 I thus attempt to convey the emphasis of the words ouk en sarki pepoithotes, which is not precisely as if he had written en sarki.
 Peritoue: a dative of reference, a frequent construction with St Paul. See Rom. xii. 10-12 for several examples together.
 See Trench, Synonyms, Sec. xxxix., for the special meanings of Israelites, the member of the Covenant-people; Ebraios, the Jew who was true to his inmost national traditions; and Ioudaios, the Jew merely as other than the Gentile.
 The article is absent; but context leaves no doubt of the special reference here.
 In solemn contrast but with perfect consistency, from another point of view--that not of the Pharisee but of GOD--he can point out elsewhere that "no flesh" can possibly claim "righteousness" on the ground of fulfilment of code and precept. See especially Rom. iii. 19, 20. But his business here is to meet the legalist on the legalist's own ground.
 Notice the plural; as if, miser-like, he had counted his bags of treasure. And then see the contrasted singular, Xemian: he finds them all one mass of loss.
 Skubala: the Greek etymologists derived the word from kusi balein, "to cast to dogs." Otherwise it is traced to a connexion with skor, "excrement."
 Practically, he means "that I might gain," in the past transaction of conversion and surrender. He thinks the past over again.
 Lit., "faith of," pisteos Christou. This use of the genitive with pistis, to denote its object, is frequent. Cp. e.g. Mark xi. 22; Gal. ii. 16, 20.
 Even as the benefit of food is conditioned to us by our (not buying but) eating it.
 See the whole hymn (rendered from Lavater's O Jesu Christe, wachs in mir) in Hymns of Consecration, 295.

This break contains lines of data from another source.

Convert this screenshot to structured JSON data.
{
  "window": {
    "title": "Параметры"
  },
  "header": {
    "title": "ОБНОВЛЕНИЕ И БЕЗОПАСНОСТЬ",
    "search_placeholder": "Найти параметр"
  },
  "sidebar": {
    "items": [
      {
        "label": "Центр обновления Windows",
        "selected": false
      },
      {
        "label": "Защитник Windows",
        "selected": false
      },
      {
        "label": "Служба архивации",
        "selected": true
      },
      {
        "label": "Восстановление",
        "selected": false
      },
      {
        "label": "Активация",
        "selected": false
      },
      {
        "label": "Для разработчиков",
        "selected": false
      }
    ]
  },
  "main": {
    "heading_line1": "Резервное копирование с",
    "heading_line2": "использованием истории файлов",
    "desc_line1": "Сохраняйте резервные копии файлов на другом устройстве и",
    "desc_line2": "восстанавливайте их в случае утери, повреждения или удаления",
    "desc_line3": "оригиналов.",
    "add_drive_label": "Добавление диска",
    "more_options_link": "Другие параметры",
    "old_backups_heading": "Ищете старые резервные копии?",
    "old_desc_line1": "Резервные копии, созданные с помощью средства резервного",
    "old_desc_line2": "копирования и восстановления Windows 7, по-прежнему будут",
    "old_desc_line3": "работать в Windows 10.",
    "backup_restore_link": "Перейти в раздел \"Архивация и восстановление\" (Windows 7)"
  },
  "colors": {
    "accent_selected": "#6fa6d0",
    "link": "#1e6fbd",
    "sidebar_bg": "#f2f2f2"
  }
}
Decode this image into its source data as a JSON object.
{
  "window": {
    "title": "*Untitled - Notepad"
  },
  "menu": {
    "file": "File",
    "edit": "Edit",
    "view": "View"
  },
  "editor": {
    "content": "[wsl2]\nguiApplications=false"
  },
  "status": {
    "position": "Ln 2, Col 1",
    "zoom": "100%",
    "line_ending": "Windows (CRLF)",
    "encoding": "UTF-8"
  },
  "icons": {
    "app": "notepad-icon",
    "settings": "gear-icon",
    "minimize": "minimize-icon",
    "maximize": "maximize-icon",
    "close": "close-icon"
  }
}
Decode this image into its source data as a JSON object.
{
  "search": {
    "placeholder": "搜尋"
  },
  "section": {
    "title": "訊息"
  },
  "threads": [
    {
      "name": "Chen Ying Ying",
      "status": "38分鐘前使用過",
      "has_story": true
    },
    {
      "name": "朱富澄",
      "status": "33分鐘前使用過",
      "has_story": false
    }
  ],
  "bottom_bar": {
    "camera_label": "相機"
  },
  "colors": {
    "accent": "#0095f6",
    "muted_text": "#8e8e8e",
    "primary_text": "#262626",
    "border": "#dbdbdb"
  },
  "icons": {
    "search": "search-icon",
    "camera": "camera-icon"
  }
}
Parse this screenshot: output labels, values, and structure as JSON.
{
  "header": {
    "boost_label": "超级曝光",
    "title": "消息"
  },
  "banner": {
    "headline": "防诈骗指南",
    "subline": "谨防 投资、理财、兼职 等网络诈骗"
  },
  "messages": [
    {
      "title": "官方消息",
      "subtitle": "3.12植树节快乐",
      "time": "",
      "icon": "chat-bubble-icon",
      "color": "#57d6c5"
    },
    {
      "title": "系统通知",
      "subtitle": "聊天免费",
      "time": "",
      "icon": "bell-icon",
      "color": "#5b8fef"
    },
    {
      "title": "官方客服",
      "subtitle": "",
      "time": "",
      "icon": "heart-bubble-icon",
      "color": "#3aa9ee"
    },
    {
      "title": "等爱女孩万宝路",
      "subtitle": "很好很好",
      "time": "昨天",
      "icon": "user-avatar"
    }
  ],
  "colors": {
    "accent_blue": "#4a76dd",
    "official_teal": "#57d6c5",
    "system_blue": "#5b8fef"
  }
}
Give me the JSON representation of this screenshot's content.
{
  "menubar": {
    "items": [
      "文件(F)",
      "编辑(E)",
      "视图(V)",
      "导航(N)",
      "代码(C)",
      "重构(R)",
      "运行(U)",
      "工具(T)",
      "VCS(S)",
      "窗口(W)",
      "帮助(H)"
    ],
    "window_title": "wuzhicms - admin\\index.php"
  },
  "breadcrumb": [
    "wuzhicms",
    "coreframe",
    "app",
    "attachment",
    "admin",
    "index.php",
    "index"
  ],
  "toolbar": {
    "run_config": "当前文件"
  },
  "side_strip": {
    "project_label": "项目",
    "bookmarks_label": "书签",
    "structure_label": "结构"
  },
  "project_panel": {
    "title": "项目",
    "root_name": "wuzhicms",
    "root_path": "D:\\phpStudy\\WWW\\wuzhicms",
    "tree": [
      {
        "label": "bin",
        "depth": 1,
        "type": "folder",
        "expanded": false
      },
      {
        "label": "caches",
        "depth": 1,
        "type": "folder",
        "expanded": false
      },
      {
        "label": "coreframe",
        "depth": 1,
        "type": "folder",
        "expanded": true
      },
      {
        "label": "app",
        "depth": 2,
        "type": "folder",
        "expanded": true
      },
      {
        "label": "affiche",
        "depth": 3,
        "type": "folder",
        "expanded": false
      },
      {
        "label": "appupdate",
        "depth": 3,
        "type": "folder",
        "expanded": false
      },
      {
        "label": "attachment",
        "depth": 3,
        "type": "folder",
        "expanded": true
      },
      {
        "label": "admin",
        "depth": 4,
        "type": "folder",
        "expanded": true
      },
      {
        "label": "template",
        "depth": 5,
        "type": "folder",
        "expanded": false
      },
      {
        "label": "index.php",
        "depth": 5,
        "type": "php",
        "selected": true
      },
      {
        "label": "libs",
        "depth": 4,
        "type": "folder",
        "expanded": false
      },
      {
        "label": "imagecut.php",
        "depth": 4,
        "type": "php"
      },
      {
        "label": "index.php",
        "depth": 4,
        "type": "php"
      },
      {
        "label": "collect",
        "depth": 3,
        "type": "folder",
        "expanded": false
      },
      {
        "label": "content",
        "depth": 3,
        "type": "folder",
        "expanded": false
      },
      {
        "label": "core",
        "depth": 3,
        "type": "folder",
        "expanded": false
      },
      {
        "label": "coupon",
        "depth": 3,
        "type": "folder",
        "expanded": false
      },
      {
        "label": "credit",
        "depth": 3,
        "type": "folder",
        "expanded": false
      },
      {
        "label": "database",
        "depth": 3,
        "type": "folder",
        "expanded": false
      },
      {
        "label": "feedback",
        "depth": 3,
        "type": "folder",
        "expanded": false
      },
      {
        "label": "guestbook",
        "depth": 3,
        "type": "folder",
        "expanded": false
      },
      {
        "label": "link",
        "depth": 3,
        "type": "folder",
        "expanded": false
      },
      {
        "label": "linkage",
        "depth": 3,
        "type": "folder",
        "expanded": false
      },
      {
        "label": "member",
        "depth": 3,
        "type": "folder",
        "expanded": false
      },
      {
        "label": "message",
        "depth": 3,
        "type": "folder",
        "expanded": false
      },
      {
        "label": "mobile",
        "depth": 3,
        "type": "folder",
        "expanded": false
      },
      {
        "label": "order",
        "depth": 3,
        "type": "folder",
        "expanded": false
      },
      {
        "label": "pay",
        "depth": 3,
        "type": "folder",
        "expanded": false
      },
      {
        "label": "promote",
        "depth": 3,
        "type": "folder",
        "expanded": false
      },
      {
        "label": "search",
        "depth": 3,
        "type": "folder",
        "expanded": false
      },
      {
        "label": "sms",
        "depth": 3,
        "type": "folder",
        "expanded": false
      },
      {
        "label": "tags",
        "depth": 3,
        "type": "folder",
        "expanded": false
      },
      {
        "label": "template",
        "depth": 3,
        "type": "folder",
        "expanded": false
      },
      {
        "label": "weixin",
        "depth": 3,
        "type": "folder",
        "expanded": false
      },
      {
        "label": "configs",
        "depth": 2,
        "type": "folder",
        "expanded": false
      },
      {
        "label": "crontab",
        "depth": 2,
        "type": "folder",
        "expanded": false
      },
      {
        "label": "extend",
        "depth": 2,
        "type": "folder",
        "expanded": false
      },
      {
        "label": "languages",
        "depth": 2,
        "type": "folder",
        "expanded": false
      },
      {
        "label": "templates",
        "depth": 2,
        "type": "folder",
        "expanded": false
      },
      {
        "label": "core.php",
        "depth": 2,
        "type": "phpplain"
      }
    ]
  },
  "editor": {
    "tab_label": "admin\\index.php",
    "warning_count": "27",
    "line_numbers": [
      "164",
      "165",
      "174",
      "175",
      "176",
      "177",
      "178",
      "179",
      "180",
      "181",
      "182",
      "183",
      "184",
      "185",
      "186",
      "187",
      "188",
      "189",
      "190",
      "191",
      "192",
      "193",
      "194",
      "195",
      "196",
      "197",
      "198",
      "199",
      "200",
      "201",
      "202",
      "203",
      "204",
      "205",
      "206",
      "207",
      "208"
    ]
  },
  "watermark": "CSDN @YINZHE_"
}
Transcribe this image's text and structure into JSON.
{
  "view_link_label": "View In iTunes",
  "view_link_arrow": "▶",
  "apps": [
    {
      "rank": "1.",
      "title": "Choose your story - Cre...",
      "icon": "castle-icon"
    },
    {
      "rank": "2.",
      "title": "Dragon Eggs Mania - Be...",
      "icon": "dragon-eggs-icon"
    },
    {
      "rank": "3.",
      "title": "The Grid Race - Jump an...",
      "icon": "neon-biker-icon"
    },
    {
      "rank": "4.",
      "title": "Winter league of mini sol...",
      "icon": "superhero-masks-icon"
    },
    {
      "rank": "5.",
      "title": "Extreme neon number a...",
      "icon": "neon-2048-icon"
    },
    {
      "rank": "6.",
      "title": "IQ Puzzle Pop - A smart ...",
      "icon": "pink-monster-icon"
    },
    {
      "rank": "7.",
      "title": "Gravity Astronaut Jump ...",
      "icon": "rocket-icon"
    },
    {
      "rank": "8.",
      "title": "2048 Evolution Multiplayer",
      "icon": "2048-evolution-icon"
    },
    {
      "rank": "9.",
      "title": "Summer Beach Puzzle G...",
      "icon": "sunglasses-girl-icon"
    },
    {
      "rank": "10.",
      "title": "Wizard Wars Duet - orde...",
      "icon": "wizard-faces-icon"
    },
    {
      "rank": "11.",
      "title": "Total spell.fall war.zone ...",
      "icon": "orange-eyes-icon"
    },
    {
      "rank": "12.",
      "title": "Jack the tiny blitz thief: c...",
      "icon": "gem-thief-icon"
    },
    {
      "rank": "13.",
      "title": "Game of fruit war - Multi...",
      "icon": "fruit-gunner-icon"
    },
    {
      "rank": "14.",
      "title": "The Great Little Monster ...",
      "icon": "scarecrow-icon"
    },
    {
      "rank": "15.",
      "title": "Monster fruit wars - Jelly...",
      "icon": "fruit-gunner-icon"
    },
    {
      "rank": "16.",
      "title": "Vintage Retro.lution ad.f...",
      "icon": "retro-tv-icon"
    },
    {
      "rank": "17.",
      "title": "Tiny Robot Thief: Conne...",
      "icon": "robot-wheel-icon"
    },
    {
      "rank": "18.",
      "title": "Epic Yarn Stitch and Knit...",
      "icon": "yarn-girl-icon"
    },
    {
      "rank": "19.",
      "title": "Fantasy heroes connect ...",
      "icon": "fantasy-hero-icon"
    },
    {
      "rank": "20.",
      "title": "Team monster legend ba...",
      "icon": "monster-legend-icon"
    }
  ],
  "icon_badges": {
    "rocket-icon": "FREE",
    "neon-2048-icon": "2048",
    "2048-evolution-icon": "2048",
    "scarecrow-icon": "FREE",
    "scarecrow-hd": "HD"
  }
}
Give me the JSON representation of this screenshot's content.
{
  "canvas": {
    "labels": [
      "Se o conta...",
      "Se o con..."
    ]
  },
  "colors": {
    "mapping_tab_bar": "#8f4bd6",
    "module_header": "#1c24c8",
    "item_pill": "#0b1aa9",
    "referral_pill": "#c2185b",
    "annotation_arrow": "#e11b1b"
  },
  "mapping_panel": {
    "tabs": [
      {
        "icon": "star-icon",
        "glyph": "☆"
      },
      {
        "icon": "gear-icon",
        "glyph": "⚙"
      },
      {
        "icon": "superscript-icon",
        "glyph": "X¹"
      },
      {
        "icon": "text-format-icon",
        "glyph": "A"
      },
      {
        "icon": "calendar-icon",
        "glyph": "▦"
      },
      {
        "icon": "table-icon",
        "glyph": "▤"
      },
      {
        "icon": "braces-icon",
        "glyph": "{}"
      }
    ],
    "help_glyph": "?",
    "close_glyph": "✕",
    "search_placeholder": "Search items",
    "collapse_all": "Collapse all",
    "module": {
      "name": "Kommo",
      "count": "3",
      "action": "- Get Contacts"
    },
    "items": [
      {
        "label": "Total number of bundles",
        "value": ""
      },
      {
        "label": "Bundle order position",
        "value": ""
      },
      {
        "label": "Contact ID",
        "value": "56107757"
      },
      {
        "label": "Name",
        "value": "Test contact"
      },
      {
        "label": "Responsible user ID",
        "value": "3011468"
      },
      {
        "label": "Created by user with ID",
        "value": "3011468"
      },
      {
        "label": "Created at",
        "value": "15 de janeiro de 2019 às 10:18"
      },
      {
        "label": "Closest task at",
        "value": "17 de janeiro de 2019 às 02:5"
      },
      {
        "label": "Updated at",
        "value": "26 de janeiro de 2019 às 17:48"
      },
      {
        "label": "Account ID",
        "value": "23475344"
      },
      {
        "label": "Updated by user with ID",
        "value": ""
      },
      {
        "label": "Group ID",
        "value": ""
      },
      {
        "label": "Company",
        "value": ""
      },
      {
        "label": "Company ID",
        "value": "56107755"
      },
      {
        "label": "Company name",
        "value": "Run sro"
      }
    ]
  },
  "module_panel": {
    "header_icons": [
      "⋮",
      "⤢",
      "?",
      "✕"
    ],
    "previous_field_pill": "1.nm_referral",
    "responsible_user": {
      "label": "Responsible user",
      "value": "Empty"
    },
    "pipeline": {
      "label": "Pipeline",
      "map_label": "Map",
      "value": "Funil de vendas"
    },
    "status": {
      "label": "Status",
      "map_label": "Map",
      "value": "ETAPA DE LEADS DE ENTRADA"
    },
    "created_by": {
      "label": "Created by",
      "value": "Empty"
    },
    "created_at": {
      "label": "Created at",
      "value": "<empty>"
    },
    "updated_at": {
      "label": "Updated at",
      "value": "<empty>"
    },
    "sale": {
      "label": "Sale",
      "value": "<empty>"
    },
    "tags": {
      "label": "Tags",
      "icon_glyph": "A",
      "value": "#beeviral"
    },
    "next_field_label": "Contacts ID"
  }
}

"We will dwell on Calvary's mountain
Where the flocks of Zion feed,
Oft resorting to that fountain
Open'd when our Lord did bleed;
Grace, and life, and holiness."
From the Moravian Hymn-book.